FMLA stands for the Family and Medical Leave Act of 1993. Under FMLA, workers employed by most businesses with over 50 employees are able to take unpaid leave for medical and family reasons. Under the law, employees at covered businesses are entitled to 12 weeks of leave in a given 12-month period. This leave is available to workers who are caring for a parent or a child or who are recovering from an illness. In spite of these protections, sometimes Texas employers retaliate against workers who use FMLA leave.
Proving retaliation under FMLA
It can be difficult to prove FMLA retaliation. Before terminating an employee, companies will typically develop a paper trail. Recently a surgical assistant’s claim of retaliation was denied. According to the 8th US Circuit Court of Appeals, there was not ample evidence for the assertion that she was wrongfully terminated.
The employer’s records showed that this person had been the subject of disciplinary actions related to job performance. For example, in one procedure, the surgical assistant provided a mislabeled syringe. Other medical professionals complained that this worker had also contaminated sterile areas during procedures. The employee received several warnings, including a final warning, prior to termination. These pieces of evidence strengthened the company’s case that the employee had been dealt with appropriately.

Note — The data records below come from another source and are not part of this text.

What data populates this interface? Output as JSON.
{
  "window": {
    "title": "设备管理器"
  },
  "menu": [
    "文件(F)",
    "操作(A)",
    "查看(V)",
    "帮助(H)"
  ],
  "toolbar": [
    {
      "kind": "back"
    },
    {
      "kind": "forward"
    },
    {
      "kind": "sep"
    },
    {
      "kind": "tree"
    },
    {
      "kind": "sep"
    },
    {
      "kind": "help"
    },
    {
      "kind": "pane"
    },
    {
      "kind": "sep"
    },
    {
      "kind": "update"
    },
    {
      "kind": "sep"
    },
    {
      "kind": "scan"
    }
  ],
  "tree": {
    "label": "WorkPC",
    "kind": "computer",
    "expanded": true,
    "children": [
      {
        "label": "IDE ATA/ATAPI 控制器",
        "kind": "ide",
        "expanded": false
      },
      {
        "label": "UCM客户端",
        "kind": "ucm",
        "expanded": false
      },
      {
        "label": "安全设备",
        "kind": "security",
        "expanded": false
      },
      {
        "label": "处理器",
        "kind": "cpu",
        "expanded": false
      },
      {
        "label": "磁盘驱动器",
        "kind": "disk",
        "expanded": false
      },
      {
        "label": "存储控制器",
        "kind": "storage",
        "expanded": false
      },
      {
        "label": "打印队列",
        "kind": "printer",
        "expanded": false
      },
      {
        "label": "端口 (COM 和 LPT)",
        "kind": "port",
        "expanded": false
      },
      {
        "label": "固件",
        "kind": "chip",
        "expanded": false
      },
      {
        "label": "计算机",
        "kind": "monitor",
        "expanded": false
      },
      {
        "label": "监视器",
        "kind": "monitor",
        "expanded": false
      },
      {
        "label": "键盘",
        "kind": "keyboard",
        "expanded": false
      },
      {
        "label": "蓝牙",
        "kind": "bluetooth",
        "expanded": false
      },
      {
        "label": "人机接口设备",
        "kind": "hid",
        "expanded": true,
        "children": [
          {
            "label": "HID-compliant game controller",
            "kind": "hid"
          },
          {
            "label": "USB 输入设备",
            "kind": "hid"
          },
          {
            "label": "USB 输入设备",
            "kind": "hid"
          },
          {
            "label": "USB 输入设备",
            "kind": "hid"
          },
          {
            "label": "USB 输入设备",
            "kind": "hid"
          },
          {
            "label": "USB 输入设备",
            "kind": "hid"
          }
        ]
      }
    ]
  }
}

Proving FMLA retaliation means showing that the leave taken was directly related to the termination action. In order to prove this type of accusation, workers should track their own timelines and paper trails. They should also save communications like any text messages and emails in which supervisors question or complain about their FMLA leaves.
If you believe that you or a loved one has been subjected to FMLA retaliation, it’s important to contact an attorney. He or she may be able to help you understand if you have a good case and what damages you may be entitled to.